Saturday, November 7, 2009

Tropical Stuff

Last night brought the first smattering of snow for the season. With the coming of the endless Alaskan winter, my thoughts invariably turn south.
Almost every year I escape the coldest, darkest part of winter by travelling to some exotic location. This year it will be South Africa, but that wont be until the end of January. That means I have to endure the brunt of the nasty. At least it is beautiful.
Over the years I have accumulated an immense collection of tropical reference photos. They make compelling subject matter for paintings. I have become very familiar with certain tropical habitats, and wildlife.
The problem is that most art galleries in Alaska want only Alaska subjects. That means endless paintings of bears, wolves, eagles, and moose etc. Most art buyers want some memento of theit Alaskan adventure. A bear symbolizes Alaska better than anything else. That is why I have painted hundreds of them, and I want to cry everytime I'm about to start a new one. Once I'm into the process it's not so bad.
Ocassionally I just have to paint a tropical subject. These paintings are very hard to sell. I'm hoping that the internet will one day become a steady marketplace for selling these things. I would paint many, many more of them if I could sell them.
The reason I am posting this so soon after my last entry is because I am bored, and it's a way to set up my next blog post which will be a new tropical painting. The following are a few old paintings. Most of which have still never sold, and never get displayed anywhere.
Laughing Falcon, 16x12" This painting is set at the Fortuna Waterfall, near the Arenal Volcano.
This is my favorite part of Costs Rica. Too bad so many other tourists have discovered the place also.
Another Costa Rican subject. Speckled Tanager, 12x16" This painting is set on the property of Alexander Skutch. He was the pioneering ornithologist, and author of the Neotropics. He died at age 100. I had the priveledge of meeting him twice, and getting him to sign his field guide for me.Chestnut-crowned Antpitta. 10x8" These birds occur near Mindo, in Ecuador. The Mindo cloud forest is as good a birding destination as anyplace on earth. Another Ecuadorian bird that is found around Mindo, is the Plate-billed Mountain Toucan. 11x14"
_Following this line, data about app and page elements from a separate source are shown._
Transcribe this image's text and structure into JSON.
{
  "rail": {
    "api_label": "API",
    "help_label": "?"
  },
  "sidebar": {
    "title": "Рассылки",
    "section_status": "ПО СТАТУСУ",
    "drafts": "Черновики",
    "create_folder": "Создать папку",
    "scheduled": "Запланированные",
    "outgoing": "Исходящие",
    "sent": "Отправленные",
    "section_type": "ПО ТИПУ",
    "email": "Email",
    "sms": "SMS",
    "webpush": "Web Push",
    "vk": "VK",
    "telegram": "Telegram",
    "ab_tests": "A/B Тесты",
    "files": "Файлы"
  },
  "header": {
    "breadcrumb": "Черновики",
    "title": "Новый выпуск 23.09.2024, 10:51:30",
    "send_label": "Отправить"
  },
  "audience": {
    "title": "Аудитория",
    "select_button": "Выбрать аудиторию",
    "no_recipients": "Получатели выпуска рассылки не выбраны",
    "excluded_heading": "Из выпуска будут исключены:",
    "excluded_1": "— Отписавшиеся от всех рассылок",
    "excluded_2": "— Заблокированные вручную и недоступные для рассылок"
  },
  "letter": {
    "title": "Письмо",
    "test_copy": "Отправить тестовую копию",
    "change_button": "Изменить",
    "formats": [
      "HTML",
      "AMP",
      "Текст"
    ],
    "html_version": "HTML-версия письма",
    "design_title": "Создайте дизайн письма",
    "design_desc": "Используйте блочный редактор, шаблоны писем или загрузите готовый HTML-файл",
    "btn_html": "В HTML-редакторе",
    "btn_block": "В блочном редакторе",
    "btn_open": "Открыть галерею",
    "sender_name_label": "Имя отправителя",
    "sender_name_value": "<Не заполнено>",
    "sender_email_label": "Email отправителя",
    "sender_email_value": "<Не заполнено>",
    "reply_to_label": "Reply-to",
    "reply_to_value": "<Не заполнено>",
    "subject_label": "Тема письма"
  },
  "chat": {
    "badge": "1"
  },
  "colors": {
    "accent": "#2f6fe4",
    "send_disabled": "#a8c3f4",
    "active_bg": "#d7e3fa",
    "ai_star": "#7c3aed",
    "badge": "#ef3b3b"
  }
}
The White-throated Toucan, 12x9", occurs in the Ecuarorian Amazon.Also found in the Ecuadorian Amazon, Black-headed Parrots, 14x11"Ocelots are another Neotrpical inhabitant. 8x10"The big cat, Jaguar, 9x12". I have only found their tracks. One day I hope to be fortunate enough to see the living cat in the wild.
Painted Mud, 12x9" These Macaws, and parrots visit a clay lick in the Ecuadorian Amazon. How is it that this painting has never sold? What the hell is wrong with people?

Wednesday, November 4, 2009

Another Bad Painting

The problem is that I'm lazy, and I dont take the time to properly plan out a painting. I just get up in the morning, eat some breakfast, and sit down to paint. It's a mindless habit. That's how I get mediochre results like this painting. Last summer I photographed a Spotted Sandpiper on the banks of Goose Creek.
I liked this photo, but the light was very flat. The overall composition, with the vertical stalks of grass seemed intersting to me.
                               This is the pose that I liked the most.

In the photos, the rocks compete too much with the Spotted Sandpiper, so I decided to darken the rocks behind the bird. Now I'm not so sure that was a wise decision. The grass hardly shows against the background rocks. Worst of all, the overall painting looks flat, and gloomy.

This is a close-up of the sandpiper. The painting is 14x11" I' think it's really boring, and beneath the level of artwork that I should be doing at this point in my career. Now that I've set the bar so low, the next painting is bound to be better. Ho hum.